Segment Start: TASK DATA

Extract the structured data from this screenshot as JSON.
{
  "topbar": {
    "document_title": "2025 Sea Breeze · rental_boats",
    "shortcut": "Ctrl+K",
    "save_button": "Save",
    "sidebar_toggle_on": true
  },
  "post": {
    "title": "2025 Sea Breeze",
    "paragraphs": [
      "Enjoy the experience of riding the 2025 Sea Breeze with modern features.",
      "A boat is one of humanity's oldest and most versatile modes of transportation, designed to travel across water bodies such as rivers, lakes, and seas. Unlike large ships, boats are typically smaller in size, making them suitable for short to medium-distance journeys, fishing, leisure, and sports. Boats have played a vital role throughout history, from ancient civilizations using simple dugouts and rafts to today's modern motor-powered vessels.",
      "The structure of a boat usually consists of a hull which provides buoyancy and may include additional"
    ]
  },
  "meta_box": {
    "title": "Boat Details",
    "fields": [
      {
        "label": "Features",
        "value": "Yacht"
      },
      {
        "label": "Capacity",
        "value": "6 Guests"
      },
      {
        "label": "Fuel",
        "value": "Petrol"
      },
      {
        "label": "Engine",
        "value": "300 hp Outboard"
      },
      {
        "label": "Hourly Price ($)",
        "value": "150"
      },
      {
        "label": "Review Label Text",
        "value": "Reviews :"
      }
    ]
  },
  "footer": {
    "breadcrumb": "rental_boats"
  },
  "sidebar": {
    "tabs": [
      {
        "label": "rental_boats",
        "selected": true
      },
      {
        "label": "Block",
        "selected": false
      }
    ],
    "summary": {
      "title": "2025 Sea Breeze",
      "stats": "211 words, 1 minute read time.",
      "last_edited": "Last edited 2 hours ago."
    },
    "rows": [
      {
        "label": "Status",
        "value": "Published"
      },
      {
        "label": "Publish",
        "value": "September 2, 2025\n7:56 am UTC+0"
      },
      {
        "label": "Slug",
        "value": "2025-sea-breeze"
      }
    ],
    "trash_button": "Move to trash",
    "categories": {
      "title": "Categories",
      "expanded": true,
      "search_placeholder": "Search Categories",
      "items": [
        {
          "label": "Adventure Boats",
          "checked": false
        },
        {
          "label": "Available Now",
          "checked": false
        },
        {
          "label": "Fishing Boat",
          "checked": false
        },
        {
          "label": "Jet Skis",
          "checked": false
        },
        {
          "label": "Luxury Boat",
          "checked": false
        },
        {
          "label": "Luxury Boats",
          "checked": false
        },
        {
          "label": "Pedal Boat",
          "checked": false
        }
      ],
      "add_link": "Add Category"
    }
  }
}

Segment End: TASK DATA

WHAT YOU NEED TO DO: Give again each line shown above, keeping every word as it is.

OUTPUT FOR THIS TASK:
Extract the structured data from this screenshot as JSON.
{
  "topbar": {
    "document_title": "2025 Sea Breeze · rental_boats",
    "shortcut": "Ctrl+K",
    "save_button": "Save",
    "sidebar_toggle_on": true
  },
  "post": {
    "title": "2025 Sea Breeze",
    "paragraphs": [
      "Enjoy the experience of riding the 2025 Sea Breeze with modern features.",
      "A boat is one of humanity's oldest and most versatile modes of transportation, designed to travel across water bodies such as rivers, lakes, and seas. Unlike large ships, boats are typically smaller in size, making them suitable for short to medium-distance journeys, fishing, leisure, and sports. Boats have played a vital role throughout history, from ancient civilizations using simple dugouts and rafts to today's modern motor-powered vessels.",
      "The structure of a boat usually consists of a hull which provides buoyancy and may include additional"
    ]
  },
  "meta_box": {
    "title": "Boat Details",
    "fields": [
      {
        "label": "Features",
        "value": "Yacht"
      },
      {
        "label": "Capacity",
        "value": "6 Guests"
      },
      {
        "label": "Fuel",
        "value": "Petrol"
      },
      {
        "label": "Engine",
        "value": "300 hp Outboard"
      },
      {
        "label": "Hourly Price ($)",
        "value": "150"
      },
      {
        "label": "Review Label Text",
        "value": "Reviews :"
      }
    ]
  },
  "footer": {
    "breadcrumb": "rental_boats"
  },
  "sidebar": {
    "tabs": [
      {
        "label": "rental_boats",
        "selected": true
      },
      {
        "label": "Block",
        "selected": false
      }
    ],
    "summary": {
      "title": "2025 Sea Breeze",
      "stats": "211 words, 1 minute read time.",
      "last_edited": "Last edited 2 hours ago."
    },
    "rows": [
      {
        "label": "Status",
        "value": "Published"
      },
      {
        "label": "Publish",
        "value": "September 2, 2025\n7:56 am UTC+0"
      },
      {
        "label": "Slug",
        "value": "2025-sea-breeze"
      }
    ],
    "trash_button": "Move to trash",
    "categories": {
      "title": "Categories",
      "expanded": true,
      "search_placeholder": "Search Categories",
      "items": [
        {
          "label": "Adventure Boats",
          "checked": false
        },
        {
          "label": "Available Now",
          "checked": false
        },
        {
          "label": "Fishing Boat",
          "checked": false
        },
        {
          "label": "Jet Skis",
          "checked": false
        },
        {
          "label": "Luxury Boat",
          "checked": false
        },
        {
          "label": "Luxury Boats",
          "checked": false
        },
        {
          "label": "Pedal Boat",
          "checked": false
        }
      ],
      "add_link": "Add Category"
    }
  }
}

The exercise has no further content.